[Extracted data]:

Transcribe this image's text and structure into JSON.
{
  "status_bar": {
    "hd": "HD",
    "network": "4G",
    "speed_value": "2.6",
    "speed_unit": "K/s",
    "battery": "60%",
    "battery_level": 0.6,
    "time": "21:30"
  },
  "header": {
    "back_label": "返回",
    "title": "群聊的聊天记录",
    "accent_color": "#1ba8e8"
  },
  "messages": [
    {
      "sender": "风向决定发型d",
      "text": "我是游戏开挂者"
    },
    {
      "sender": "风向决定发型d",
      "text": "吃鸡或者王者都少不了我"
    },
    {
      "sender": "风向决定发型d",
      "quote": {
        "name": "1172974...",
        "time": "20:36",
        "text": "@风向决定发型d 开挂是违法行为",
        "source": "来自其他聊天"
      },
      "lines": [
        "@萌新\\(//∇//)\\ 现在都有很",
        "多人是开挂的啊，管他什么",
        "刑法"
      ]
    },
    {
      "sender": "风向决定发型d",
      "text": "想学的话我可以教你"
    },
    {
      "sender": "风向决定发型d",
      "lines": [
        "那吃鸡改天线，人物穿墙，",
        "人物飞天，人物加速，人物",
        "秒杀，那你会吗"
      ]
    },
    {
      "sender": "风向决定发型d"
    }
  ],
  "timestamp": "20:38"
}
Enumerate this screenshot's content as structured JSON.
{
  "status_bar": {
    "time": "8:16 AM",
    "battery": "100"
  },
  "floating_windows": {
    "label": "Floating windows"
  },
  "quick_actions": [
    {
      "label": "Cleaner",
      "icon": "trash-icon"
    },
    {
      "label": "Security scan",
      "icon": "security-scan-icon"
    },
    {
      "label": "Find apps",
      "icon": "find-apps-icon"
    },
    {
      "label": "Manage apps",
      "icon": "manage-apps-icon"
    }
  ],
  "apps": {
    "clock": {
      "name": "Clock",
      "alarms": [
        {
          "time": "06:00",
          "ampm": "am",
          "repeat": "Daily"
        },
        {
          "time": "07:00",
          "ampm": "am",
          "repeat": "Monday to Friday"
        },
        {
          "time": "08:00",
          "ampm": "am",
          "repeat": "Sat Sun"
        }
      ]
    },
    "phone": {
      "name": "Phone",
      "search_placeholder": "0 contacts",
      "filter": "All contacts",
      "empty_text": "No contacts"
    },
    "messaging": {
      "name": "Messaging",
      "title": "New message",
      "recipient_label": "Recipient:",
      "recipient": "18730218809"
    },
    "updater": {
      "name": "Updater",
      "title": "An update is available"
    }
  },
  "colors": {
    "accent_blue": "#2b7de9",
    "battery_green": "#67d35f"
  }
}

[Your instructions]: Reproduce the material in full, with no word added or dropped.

[Answer space]:
Transcribe this image's text and structure into JSON.
{
  "status_bar": {
    "hd": "HD",
    "network": "4G",
    "speed_value": "2.6",
    "speed_unit": "K/s",
    "battery": "60%",
    "battery_level": 0.6,
    "time": "21:30"
  },
  "header": {
    "back_label": "返回",
    "title": "群聊的聊天记录",
    "accent_color": "#1ba8e8"
  },
  "messages": [
    {
      "sender": "风向决定发型d",
      "text": "我是游戏开挂者"
    },
    {
      "sender": "风向决定发型d",
      "text": "吃鸡或者王者都少不了我"
    },
    {
      "sender": "风向决定发型d",
      "quote": {
        "name": "1172974...",
        "time": "20:36",
        "text": "@风向决定发型d 开挂是违法行为",
        "source": "来自其他聊天"
      },
      "lines": [
        "@萌新\\(//∇//)\\ 现在都有很",
        "多人是开挂的啊，管他什么",
        "刑法"
      ]
    },
    {
      "sender": "风向决定发型d",
      "text": "想学的话我可以教你"
    },
    {
      "sender": "风向决定发型d",
      "lines": [
        "那吃鸡改天线，人物穿墙，",
        "人物飞天，人物加速，人物",
        "秒杀，那你会吗"
      ]
    },
    {
      "sender": "风向决定发型d"
    }
  ],
  "timestamp": "20:38"
}
Enumerate this screenshot's content as structured JSON.
{
  "status_bar": {
    "time": "8:16 AM",
    "battery": "100"
  },
  "floating_windows": {
    "label": "Floating windows"
  },
  "quick_actions": [
    {
      "label": "Cleaner",
      "icon": "trash-icon"
    },
    {
      "label": "Security scan",
      "icon": "security-scan-icon"
    },
    {
      "label": "Find apps",
      "icon": "find-apps-icon"
    },
    {
      "label": "Manage apps",
      "icon": "manage-apps-icon"
    }
  ],
  "apps": {
    "clock": {
      "name": "Clock",
      "alarms": [
        {
          "time": "06:00",
          "ampm": "am",
          "repeat": "Daily"
        },
        {
          "time": "07:00",
          "ampm": "am",
          "repeat": "Monday to Friday"
        },
        {
          "time": "08:00",
          "ampm": "am",
          "repeat": "Sat Sun"
        }
      ]
    },
    "phone": {
      "name": "Phone",
      "search_placeholder": "0 contacts",
      "filter": "All contacts",
      "empty_text": "No contacts"
    },
    "messaging": {
      "name": "Messaging",
      "title": "New message",
      "recipient_label": "Recipient:",
      "recipient": "18730218809"
    },
    "updater": {
      "name": "Updater",
      "title": "An update is available"
    }
  },
  "colors": {
    "accent_blue": "#2b7de9",
    "battery_green": "#67d35f"
  }
}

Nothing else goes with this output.